The story of a police raid for illegal abortion pills that happened on International Women's Day makes front-page headlines in the Belfast Telegraph.
The paper leads with the news that the woman at the centre of the abortion pills raid will not face charges.
Helen Crickard's workplace was searched on 8 March by officers with a search warrant. But she told the Telegraph she had received a phone call from police saying no further action would be taken against her.
Ms Crickard lays the blame for the raid at the feet of Stormont's politicians, who, she said, "completely failed to protect women in Northern Ireland by denying them the right to the same healthcare women in the rest of the UK can access".
The paper also reports on a series of arson attacks in Larne, quoting former Sinn Féin councillor Oliver McMullan who says the town is "getting more like Beirut every day".
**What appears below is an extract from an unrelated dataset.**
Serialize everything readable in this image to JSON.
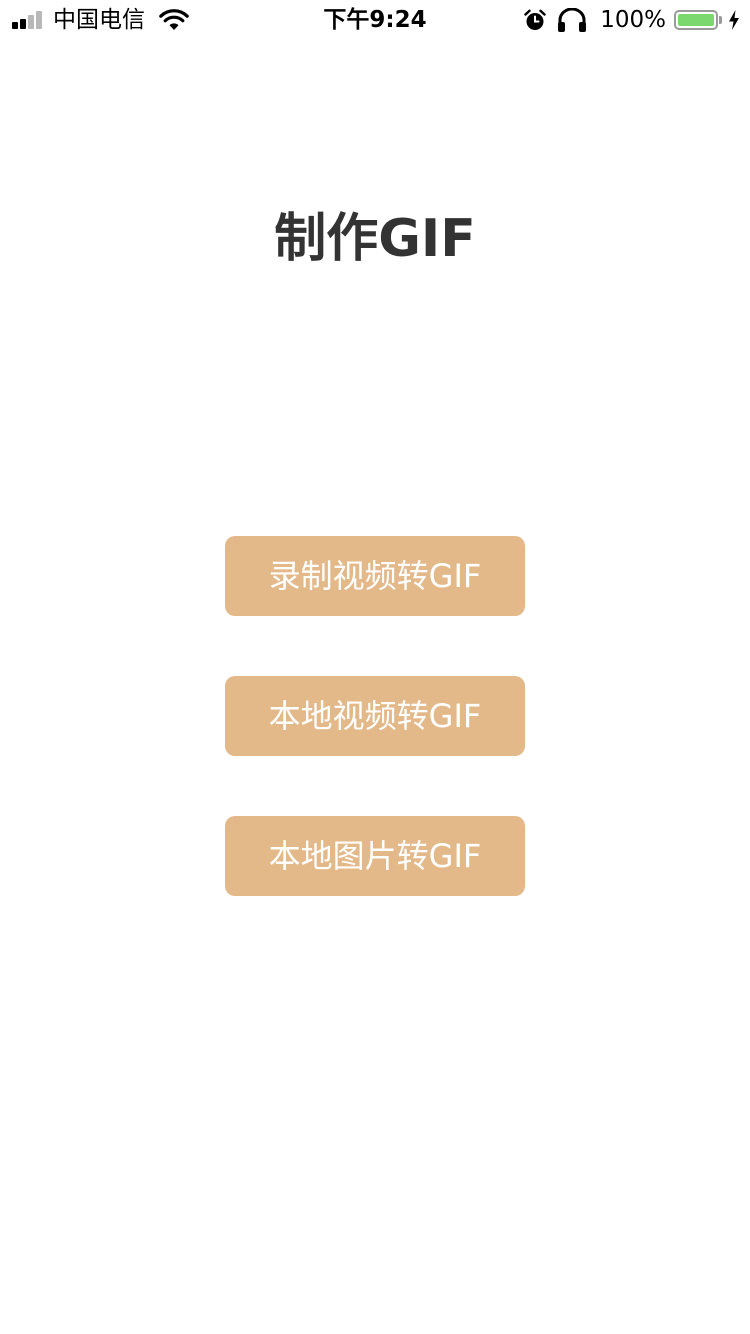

Happy ever after
There's a Cinderella story to go with the Telegraph's front-page picture of a dog who has found "his forever family".
Shadow was once a starved puppy who was so malnourished he struggled to stand up.
His owner at that time was banned for life from keeping animals because of the suffering caused to Shadow and his mother.
But his tragic story has a fairytale ending, the paper reports: He is now running rings around his dog sister Storm and living the dream with a new adopted family.
The Irish News leads with the headline: "Councillors fail to pay rates - but Stormont won't name them".
The paper says that despite being responsible for spending ratepayers' money, four councillors did not even get their own rates bills paid on time in recent years.
One faced legal action for owing almost £2,000, the paper says and, in the other three cases, the amounts were smaller and were eventually settled.
The paper quotes Alex Wild from the Taxpayers' Alliance.
"There is a clear public interest in the names of councillors not paying their bills being made available so residents can make a better decision next time they vote," he said.
'Mind your language'
The paper also got its hands on an internal police document advising officers on words they should never use.
There is a list of all the words that should never be used to describe Catholics, Protestants or the elderly. Among the taboo terminology is the word "spongers" for Catholics.
SDLP MLA John Dallat said its inclusion on the list was surprising.
"In many ways, to suggest that it can apply to Catholics is ancient and, I suggest, may spring from the old days when unionists liked to create the impression that they were all hard working whilst the Catholics were on the dole," he said.
The paper quotes a police spokesman who said the document was guidance for officers and was published "with good intentions".
Politics take centre stage on the front page of the News Letter.
The paper's headline stresses that talks on parades "must be key" in any political deal at Stormont. Orangeman Darryl Hewitt tells the paper that parades are as important as legacy issues and "anything else on the agenda."
"Until it is addressed, tensions are always going to be high around the marching season," he said.
The paper notes that he was speaking as the 2017 marching season got under way in Northern Ireland on Monday.
Inside, a series of photographs mark the Apprentice Boys of Derry Easter Monday parade in Ballynahinch.
The News Letter also carries photographs from a dissident republican parade in Londonderry and quotes DUP MP Gregory Campbell who calls them an "unwelcome throwback" to the past.
'Mum on a mission'
The Daily Mirror features "popular Aussie blogger" Constance Hall, "a mum on a mission" who is heading for a gig in Belfast.
The Mirror says her blog following rocketed from 2,000 to 70,000 followers overnight after she posted her thoughts on "parent sex".
But those hoping to catch a few pearls of wisdom may think again: Her Belfast gig is already sold out.